As if the temporarily reinstated NFL lockout didn’t make things weird enough, the teams added a new, surreal twist Tuesday.
They sent out one-year tender offers to their draft picks. In any other year, that would be standard procedure. Teams were required to clear adequate cap space before the draft relative to their total number of draft picks to accommodate the minimum-salary tenders that secured the players’ negotiating rights. There is no salary cap in place at present, but because Article 16 of the old collective bargaining agreement was allowed to go forward, the tender clause in the article also had to be satisfied as a procedural matter.
Rookies never sign the tender because they don’t include the hefty guaranteed bonuses of a multi-year contract. But even if a rookie wanted to, he couldn’t, because the lockout rules forbid teams from doing any contractual business.
So, like all the restricted free agents who cannot accept their tenders, the draft picks remain in limbo as the Eighth Circuit Court of Appeals decides whether to grant a permanent stay of Judge Susan Nelson’s lockout injunction. A decision on that could come down Thursday.

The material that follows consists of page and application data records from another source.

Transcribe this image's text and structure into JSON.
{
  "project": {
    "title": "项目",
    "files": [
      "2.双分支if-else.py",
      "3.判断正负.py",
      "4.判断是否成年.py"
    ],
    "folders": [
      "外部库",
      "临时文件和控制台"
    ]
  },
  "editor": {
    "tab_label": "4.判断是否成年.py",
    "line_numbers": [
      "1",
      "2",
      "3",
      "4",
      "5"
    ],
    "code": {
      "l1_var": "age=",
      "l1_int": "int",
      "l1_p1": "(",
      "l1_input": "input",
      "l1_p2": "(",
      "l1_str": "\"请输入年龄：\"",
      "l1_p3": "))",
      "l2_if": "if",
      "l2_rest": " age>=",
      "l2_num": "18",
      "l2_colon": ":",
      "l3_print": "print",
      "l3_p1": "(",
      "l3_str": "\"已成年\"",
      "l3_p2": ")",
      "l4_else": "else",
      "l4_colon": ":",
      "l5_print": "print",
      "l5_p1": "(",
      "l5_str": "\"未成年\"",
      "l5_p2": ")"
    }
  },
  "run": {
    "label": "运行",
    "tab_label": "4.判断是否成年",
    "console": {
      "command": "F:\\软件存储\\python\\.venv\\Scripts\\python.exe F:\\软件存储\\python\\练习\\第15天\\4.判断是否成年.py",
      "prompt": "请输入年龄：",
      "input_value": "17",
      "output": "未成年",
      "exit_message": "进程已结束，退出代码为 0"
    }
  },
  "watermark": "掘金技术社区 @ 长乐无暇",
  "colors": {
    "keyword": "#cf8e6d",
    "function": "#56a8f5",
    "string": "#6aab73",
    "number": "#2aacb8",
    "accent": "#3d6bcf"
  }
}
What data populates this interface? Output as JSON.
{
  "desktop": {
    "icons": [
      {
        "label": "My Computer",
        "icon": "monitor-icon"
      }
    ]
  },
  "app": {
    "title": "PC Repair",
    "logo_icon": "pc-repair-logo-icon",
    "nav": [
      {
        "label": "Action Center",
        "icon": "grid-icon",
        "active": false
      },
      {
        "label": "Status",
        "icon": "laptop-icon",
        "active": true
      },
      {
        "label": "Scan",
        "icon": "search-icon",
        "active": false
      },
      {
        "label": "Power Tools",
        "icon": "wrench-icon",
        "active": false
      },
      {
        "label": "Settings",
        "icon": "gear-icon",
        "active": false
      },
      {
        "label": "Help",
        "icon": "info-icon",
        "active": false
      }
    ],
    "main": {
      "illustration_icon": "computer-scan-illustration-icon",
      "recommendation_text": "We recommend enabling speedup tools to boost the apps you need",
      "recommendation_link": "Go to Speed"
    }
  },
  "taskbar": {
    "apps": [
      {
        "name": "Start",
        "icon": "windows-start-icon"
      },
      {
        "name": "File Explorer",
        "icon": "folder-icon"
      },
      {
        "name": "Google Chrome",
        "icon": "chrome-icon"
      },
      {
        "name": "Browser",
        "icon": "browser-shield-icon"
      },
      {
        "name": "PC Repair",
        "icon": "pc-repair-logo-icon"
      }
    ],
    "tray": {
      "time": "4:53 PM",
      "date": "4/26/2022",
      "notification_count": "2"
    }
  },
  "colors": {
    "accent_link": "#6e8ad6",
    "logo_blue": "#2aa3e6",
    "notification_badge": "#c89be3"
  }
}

Also left hanging is the legion of undrafted rookies who normally would have been signed hours after Sunday’s final round. No contact is permitted with those players, either.

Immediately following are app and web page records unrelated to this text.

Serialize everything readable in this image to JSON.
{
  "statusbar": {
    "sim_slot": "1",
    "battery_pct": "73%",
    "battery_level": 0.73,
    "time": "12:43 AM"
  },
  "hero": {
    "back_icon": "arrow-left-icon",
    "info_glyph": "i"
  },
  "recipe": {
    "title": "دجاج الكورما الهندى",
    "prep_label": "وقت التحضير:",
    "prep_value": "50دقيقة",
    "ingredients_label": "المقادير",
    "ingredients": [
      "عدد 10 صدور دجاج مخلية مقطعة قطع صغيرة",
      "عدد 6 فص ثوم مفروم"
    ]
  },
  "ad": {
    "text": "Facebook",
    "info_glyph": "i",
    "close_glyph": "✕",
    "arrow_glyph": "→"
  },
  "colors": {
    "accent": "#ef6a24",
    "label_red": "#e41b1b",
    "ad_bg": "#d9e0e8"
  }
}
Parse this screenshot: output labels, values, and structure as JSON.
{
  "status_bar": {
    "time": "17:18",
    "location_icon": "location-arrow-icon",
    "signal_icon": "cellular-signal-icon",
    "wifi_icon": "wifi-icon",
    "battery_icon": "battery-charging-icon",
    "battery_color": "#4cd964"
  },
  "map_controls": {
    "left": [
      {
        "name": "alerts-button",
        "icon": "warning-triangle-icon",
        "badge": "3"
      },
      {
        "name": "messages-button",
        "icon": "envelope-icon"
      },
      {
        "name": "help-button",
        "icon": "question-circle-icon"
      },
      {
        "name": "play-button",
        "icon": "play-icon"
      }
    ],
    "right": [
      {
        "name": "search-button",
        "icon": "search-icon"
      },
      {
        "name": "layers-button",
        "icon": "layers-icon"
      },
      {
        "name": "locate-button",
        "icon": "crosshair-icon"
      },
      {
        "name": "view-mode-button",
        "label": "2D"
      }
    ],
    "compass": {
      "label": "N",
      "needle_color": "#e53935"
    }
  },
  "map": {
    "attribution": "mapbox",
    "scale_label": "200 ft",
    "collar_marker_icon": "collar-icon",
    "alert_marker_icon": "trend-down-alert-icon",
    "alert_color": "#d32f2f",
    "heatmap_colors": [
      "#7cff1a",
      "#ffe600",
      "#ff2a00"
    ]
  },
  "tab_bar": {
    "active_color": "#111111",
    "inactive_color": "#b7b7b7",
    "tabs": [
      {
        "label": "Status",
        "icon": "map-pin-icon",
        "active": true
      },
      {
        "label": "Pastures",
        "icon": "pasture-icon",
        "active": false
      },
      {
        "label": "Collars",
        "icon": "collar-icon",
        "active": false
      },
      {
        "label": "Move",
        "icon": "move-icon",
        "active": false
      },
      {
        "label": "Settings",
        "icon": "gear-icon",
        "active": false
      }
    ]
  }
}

Meanwhile, Mark Sanchez and Eli Manning brought together some vets and rookies for informal workouts. Sanchez led a classroom session at his “Jets West” camp in California for 13 players, including rookie WRs Scotty McKnight, Jeremy Kerley and fellow QB Greg McElroy. Manning ran a passing session at Hoboken High that included WR Hakeem Nicks, TE Kevin Boss and RB DJ Ware. The best thing about that is that the rookies were able to be exposed on an unofficial basis to the teams’ otherwise unavailable playbooks, which the veterans procured during the league’s short “open” window last week.